Moe Syzslak called it “weird for the sake of weird.” But back in my academy days, whenever I’d interact with self-identified analytic philosophers, they’d often make fun of ‘post-modernism’ as an idea. Or else outright spit abuse at it.
This is one reason I never entirely warmed to the broad style of analytic philosophy – I could always sense a futile anger in that history of contempt for alternative approaches to writing and thinking. I’d think, “Really? You’re going to get that angry about this?”
|I would genuinely like to know if this makes a good|
metaphor to explain what postmodernism is. Please
let me know in the comments, or on Twitter.
But the term postmodern, in its very simplest conception, just means that modernity is over. There was once a thing called modernism, modernity, the modern. An approach to the world and life. A particular set of broad presumptions about how humanity and the universe worked.
So the word postmodern means that, whatever those presumptions are, they no longer hold. The world has changed, and it’s made modernity obsolete.
Like all the traffic signs that remain visible over the waterline of a flooded city. You can see them, you know what they mean, but the roads they’re built to control are five feet below you and you're in a motorboat.
Antonio Negri refers a lot to the postmodern era in Empire and this is exactly what he means every time. Now, he often discusses different aspects of this transition and what’s changed. But if you understand this sense of the term as the most basic, always underlying the more specific explorations, you’ll never scratch your head in any discussion of postmodernism again.

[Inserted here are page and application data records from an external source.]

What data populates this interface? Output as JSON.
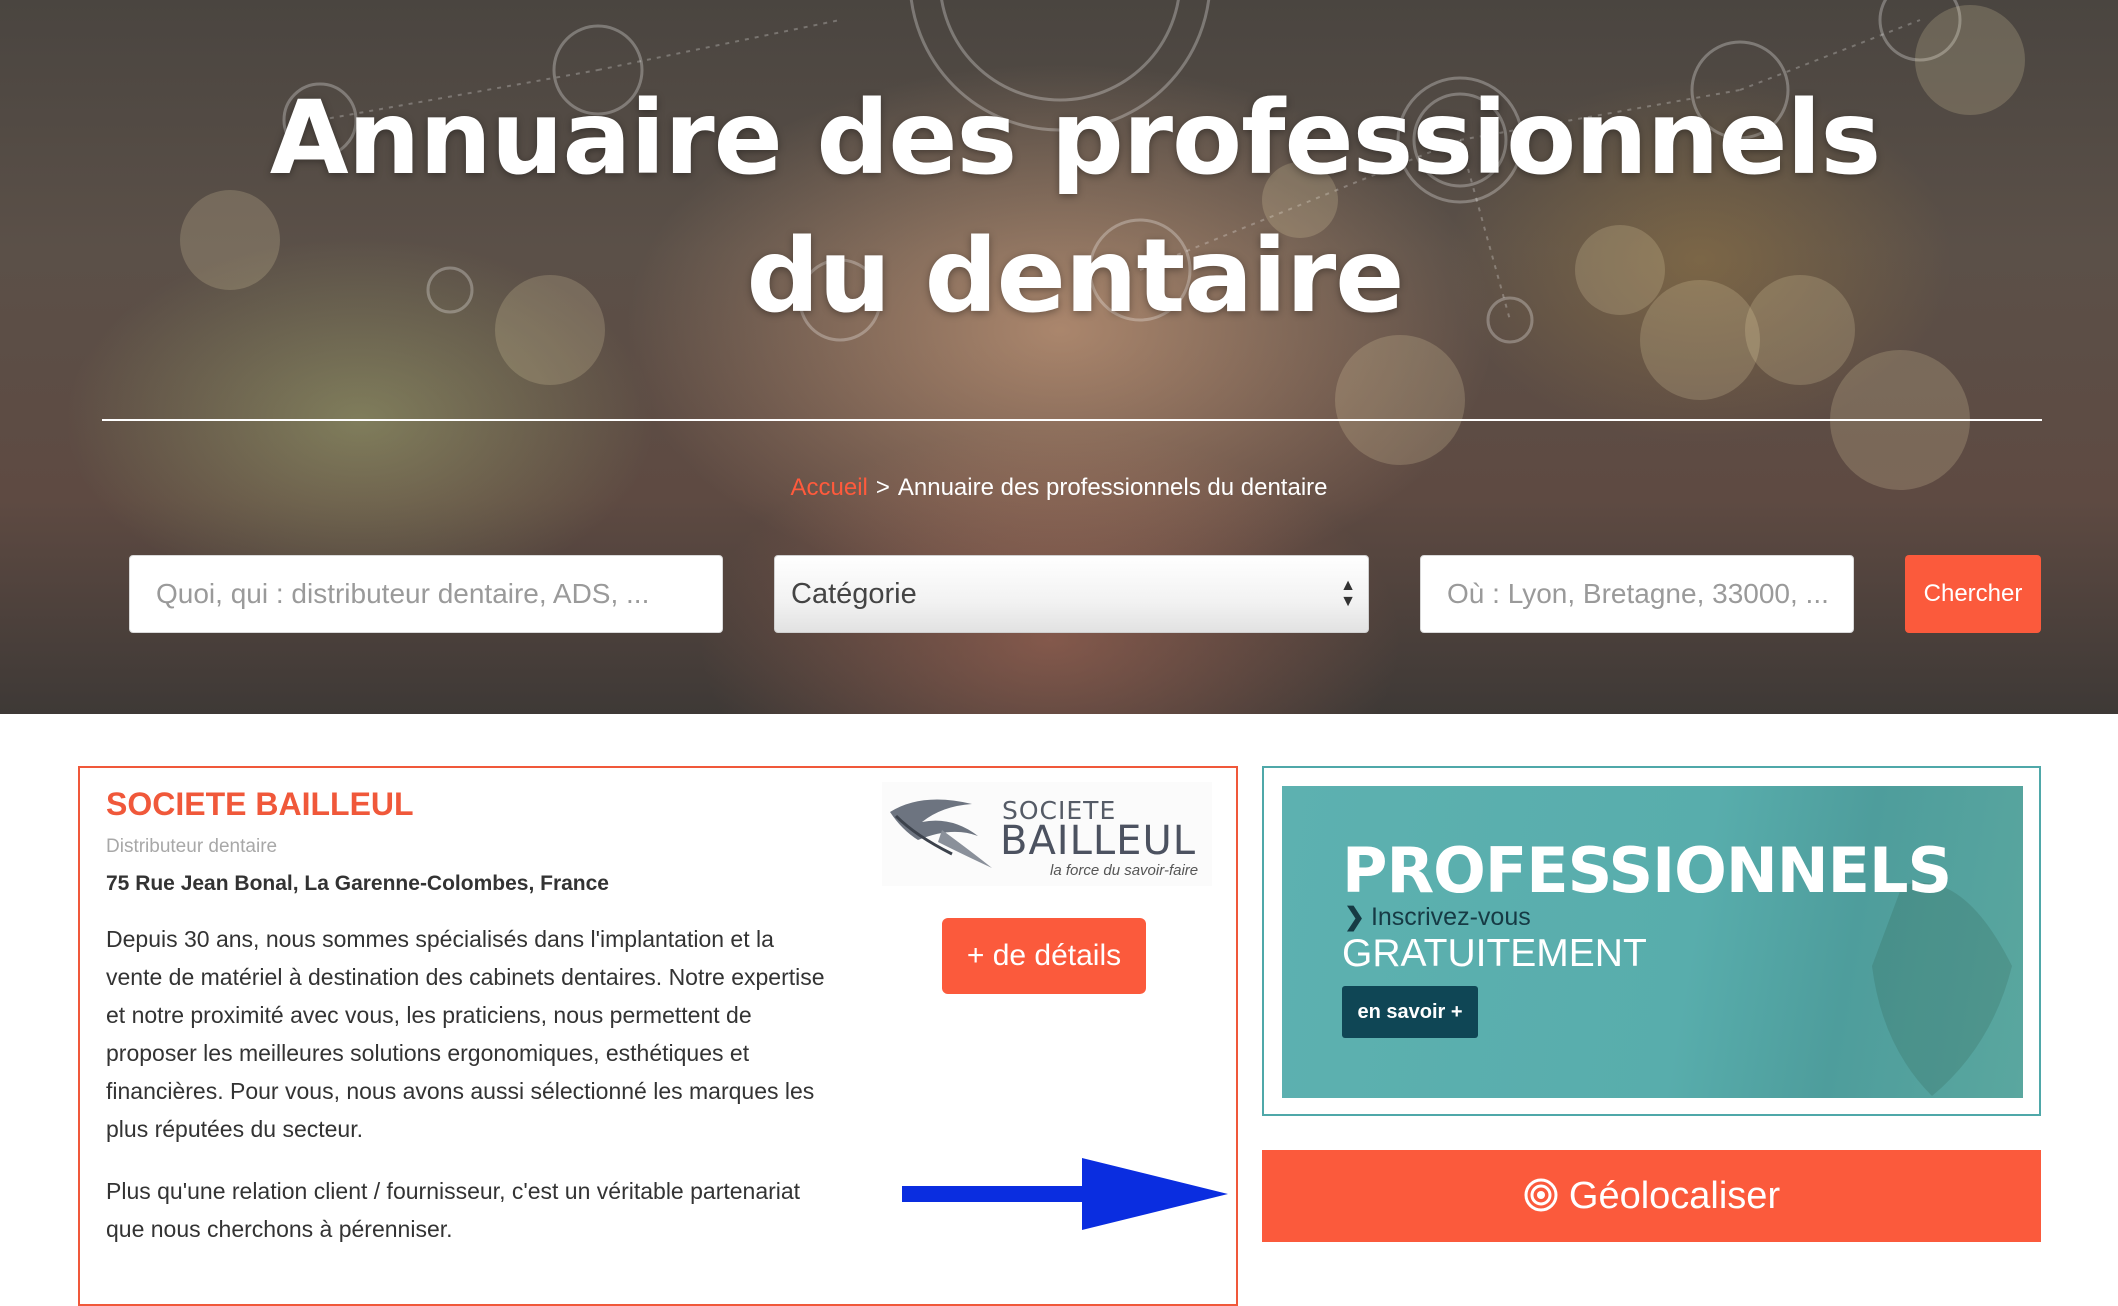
{
  "hero": {
    "title": "Annuaire des professionnels du dentaire"
  },
  "breadcrumb": {
    "home": "Accueil",
    "separator": ">",
    "current": "Annuaire des professionnels du dentaire"
  },
  "search": {
    "what_placeholder": "Quoi, qui : distributeur dentaire, ADS, ...",
    "category_selected": "Catégorie",
    "where_placeholder": "Où : Lyon, Bretagne, 33000, ...",
    "submit_label": "Chercher"
  },
  "listing": {
    "name": "SOCIETE BAILLEUL",
    "category": "Distributeur dentaire",
    "address": "75 Rue Jean Bonal, La Garenne-Colombes, France",
    "description": "Depuis 30 ans, nous sommes spécialisés dans l'implantation et la vente de matériel à destination des cabinets dentaires. Notre expertise et notre proximité avec vous, les praticiens, nous permettent de proposer les meilleures solutions ergonomiques, esthétiques et financières. Pour vous, nous avons aussi sélectionné les marques les plus réputées du secteur.",
    "description2": "Plus qu'une relation client / fournisseur, c'est un véritable partenariat que nous cherchons à pérenniser.",
    "logo": {
      "top": "SOCIETE",
      "main": "BAILLEUL",
      "tagline": "la force du savoir-faire"
    },
    "details_label": "+ de détails"
  },
  "sidebar": {
    "pro_banner": {
      "title": "PROFESSIONNELS",
      "subtitle": "Inscrivez-vous",
      "highlight": "GRATUITEMENT",
      "cta": "en savoir +"
    },
    "geo_label": "Géolocaliser"
  },
  "colors": {
    "accent": "#fb5a3c",
    "teal": "#58adac",
    "arrow": "#0a2de0"
  },
  "icons": {
    "arrow": "arrow-right-icon",
    "geo": "target-icon",
    "chevron": "chevron-right-icon",
    "select": "select-arrows-icon"
  }
}
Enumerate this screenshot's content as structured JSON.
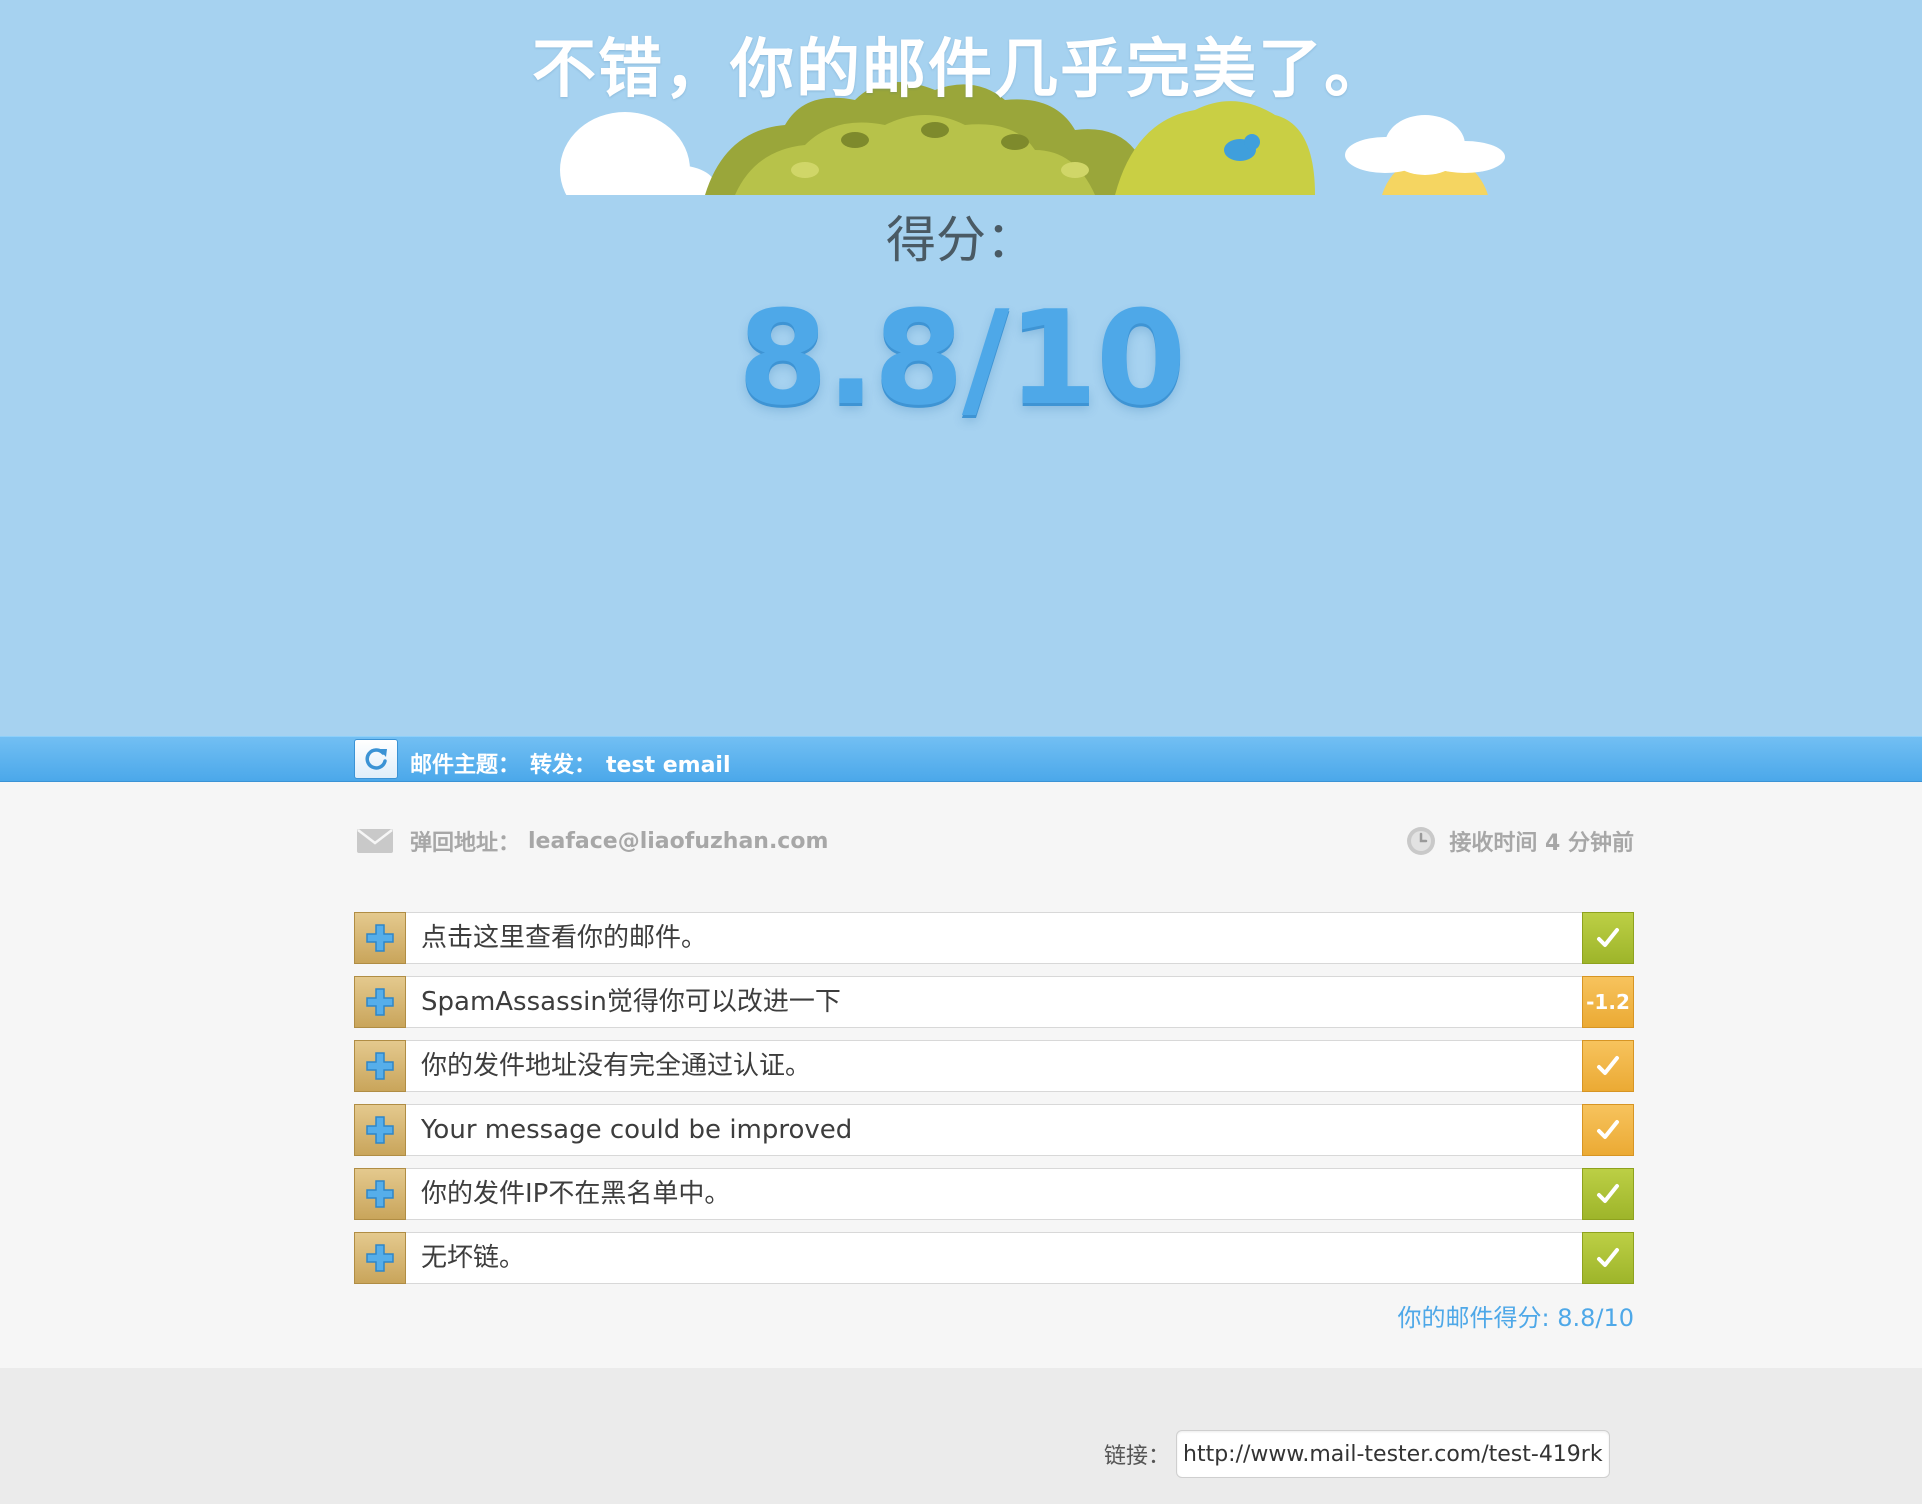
{
  "hero": {
    "headline": "不错，你的邮件几乎完美了。",
    "score_label": "得分：",
    "score_value": "8.8/10"
  },
  "subject_bar": {
    "refresh_icon": "refresh-icon",
    "subject_label": "邮件主题：",
    "subject_prefix": "转发：",
    "subject_value": "test email"
  },
  "info": {
    "envelope_icon": "envelope-icon",
    "bounce_label": "弹回地址：",
    "bounce_value": "leaface@liaofuzhan.com",
    "clock_icon": "clock-icon",
    "received_label": "接收时间 4 分钟前"
  },
  "results": [
    {
      "label": "点击这里查看你的邮件。",
      "status": "check",
      "badge": "",
      "color": "#a9bf33"
    },
    {
      "label": "SpamAssassin觉得你可以改进一下",
      "status": "score",
      "badge": "-1.2",
      "color": "#f0b43f"
    },
    {
      "label": "你的发件地址没有完全通过认证。",
      "status": "check",
      "badge": "",
      "color": "#f0b43f"
    },
    {
      "label": "Your message could be improved",
      "status": "check",
      "badge": "",
      "color": "#f0b43f"
    },
    {
      "label": "你的发件IP不在黑名单中。",
      "status": "check",
      "badge": "",
      "color": "#a9bf33"
    },
    {
      "label": "无坏链。",
      "status": "check",
      "badge": "",
      "color": "#a9bf33"
    }
  ],
  "total": "你的邮件得分: 8.8/10",
  "footer": {
    "link_label": "链接：",
    "link_value": "http://www.mail-tester.com/test-419rk"
  },
  "colors": {
    "sky": "#a6d2f0",
    "accent_blue": "#4ea8e8",
    "green_badge": "#a9bf33",
    "orange_badge": "#f0b43f"
  }
}
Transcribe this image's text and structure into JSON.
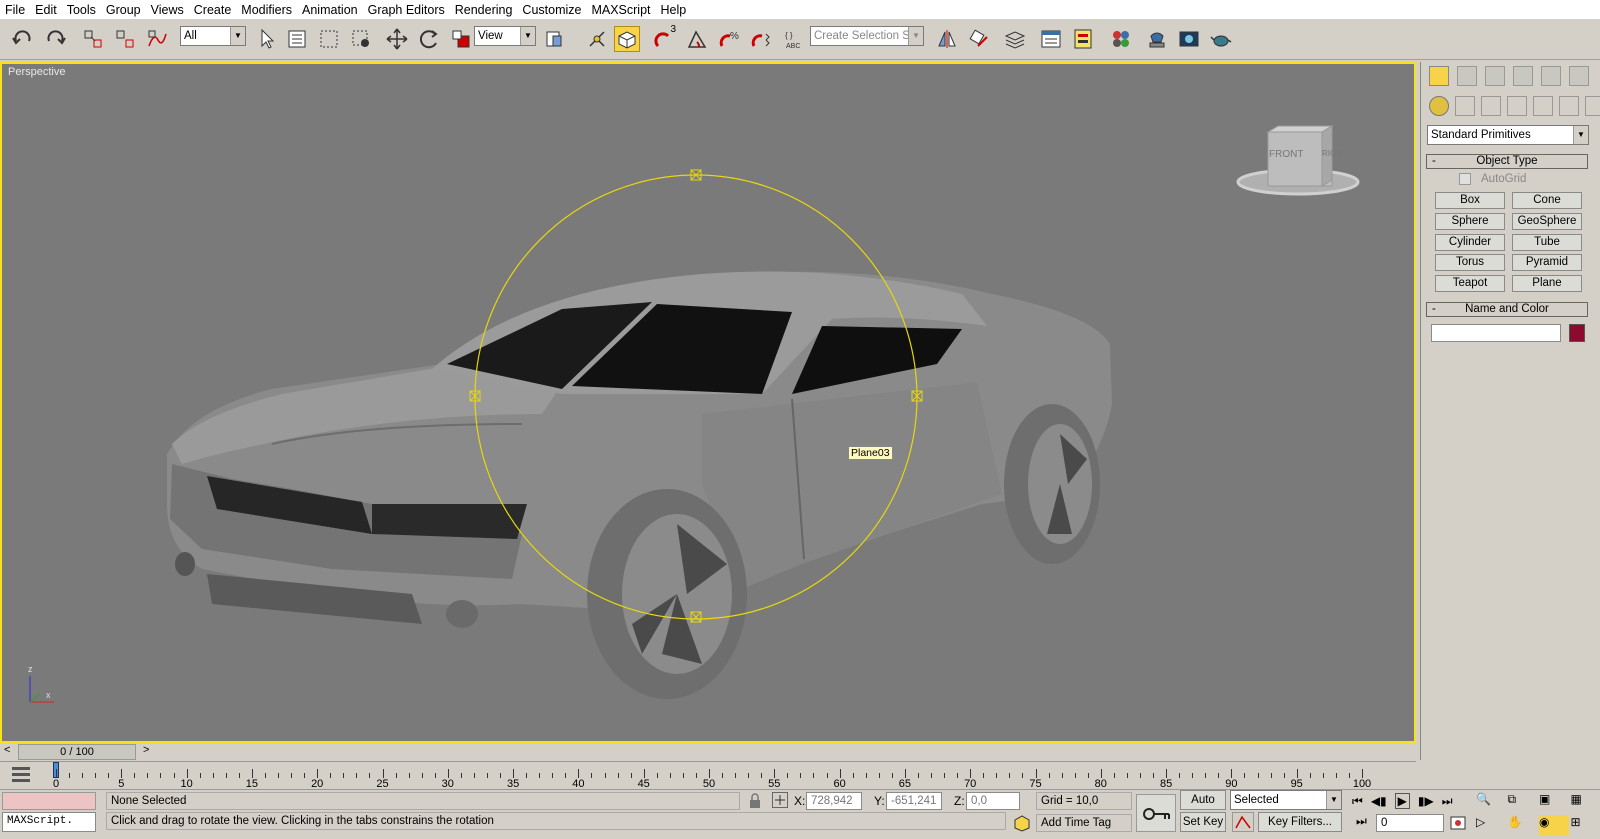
{
  "menu": [
    "File",
    "Edit",
    "Tools",
    "Group",
    "Views",
    "Create",
    "Modifiers",
    "Animation",
    "Graph Editors",
    "Rendering",
    "Customize",
    "MAXScript",
    "Help"
  ],
  "toolbar": {
    "filter_value": "All",
    "refcoord_value": "View",
    "selection_set_placeholder": "Create Selection Set",
    "snap_label": "3"
  },
  "viewport": {
    "label": "Perspective",
    "object_tooltip": "Plane03",
    "viewcube_front": "FRONT",
    "viewcube_right": "RIGHT",
    "axis_z": "z",
    "axis_x": "x"
  },
  "command_panel": {
    "category": "Standard Primitives",
    "object_type_title": "Object Type",
    "autogrid_label": "AutoGrid",
    "primitives": [
      "Box",
      "Cone",
      "Sphere",
      "GeoSphere",
      "Cylinder",
      "Tube",
      "Torus",
      "Pyramid",
      "Teapot",
      "Plane"
    ],
    "name_color_title": "Name and Color",
    "color_swatch": "#8b0a2e",
    "rollout_toggle": "-"
  },
  "timeline": {
    "frame_display": "0 / 100",
    "left_arrow": "<",
    "right_arrow": ">",
    "ticks": [
      "0",
      "5",
      "10",
      "15",
      "20",
      "25",
      "30",
      "35",
      "40",
      "45",
      "50",
      "55",
      "60",
      "65",
      "70",
      "75",
      "80",
      "85",
      "90",
      "95",
      "100"
    ]
  },
  "status": {
    "maxscript_label": "MAXScript.",
    "selection": "None Selected",
    "prompt": "Click and drag to rotate the view.  Clicking in the tabs constrains the rotation",
    "x_label": "X:",
    "x_value": "728,942",
    "y_label": "Y:",
    "y_value": "-651,241",
    "z_label": "Z:",
    "z_value": "0,0",
    "grid": "Grid = 10,0",
    "add_time_tag": "Add Time Tag",
    "auto_key": "Auto Key",
    "set_key": "Set Key",
    "key_mode": "Selected",
    "key_filters": "Key Filters...",
    "frame_value": "0"
  }
}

Not as much, anyway.
That transition from modern to postmodern will be a central idea to analyze in my own book Utopias. One image of perfection and progress was shattered in the West. Another had to replace it, but it was going to be a tough battle to work out what that new image would be.
And modernity’s image of social progress was intrinsically corrupt: it depended on the ascendance of a state and a bureaucracy over all of society. More than that, the development of the state was seen in mainstream Western culture as the highest achievement of humanity.
The apologists of imperialism and the European conquest, genocide, and exploitation of foreign peoples weren’t aberrations. Most people excuse the evil actions of their society as grounded in a higher virtue. And they actually believe this higher virtue, because otherwise they’d have to admit that they’re justifying piracy and violence.
|You can't turn away from or justify the violence of|
your own society and politics when it starts to turn on
So you had John Stuart Mill – who is standard reading in introductory moral philosophy courses – arguing seriously that England had a moral duty to occupy and control India to rise their civilization up to the most advanced culture of the West. People used to believe genuinely in the White Man’s Burden as a real moral mission of Europe.
The First World War was the moment when that moral illusion had to shatter. Of course, no one realized it all at once. But this is what happens when a bunch of states who’ve defined their entire existence through the mission of conquering the world have run out of space.
They have nowhere left to invade but each other. The First World War was when the imperialist states of Europe brought their full military might on each other. Blackadder was right.* For the first time, the powerful industrialized nations of Europe were fighting enemies of comparable technological power.
* "Well, you see, George, I did like it, back in the old days when the prerequisite of a British campaign was that the enemy should under no circumstances carry guns -- even spears made us think twice. The kind of people we liked to fight were two feet tall and armed with dry grass."
Stalemate could be the only result. And stalemate with military technology powerful enough to conquer the world and kill millions of people from Africa to India and China had the actual results you'd expect.
Empires of conquest weren’t the leading edge of social progress. They were devastating military machines. The dream was gone because we realized that it masked a nightmare.
And some of the people with the deepest, most terrifying insight into that nightmare were the philosophers who lived in the period surrounding the First World War. They were prophets of modernity’s unmasking, conquest’s betrayal of itself to the conquerors themselves.
They looked into the face of terror, and had to deal with the fact that it was their own faces. . . . To be continued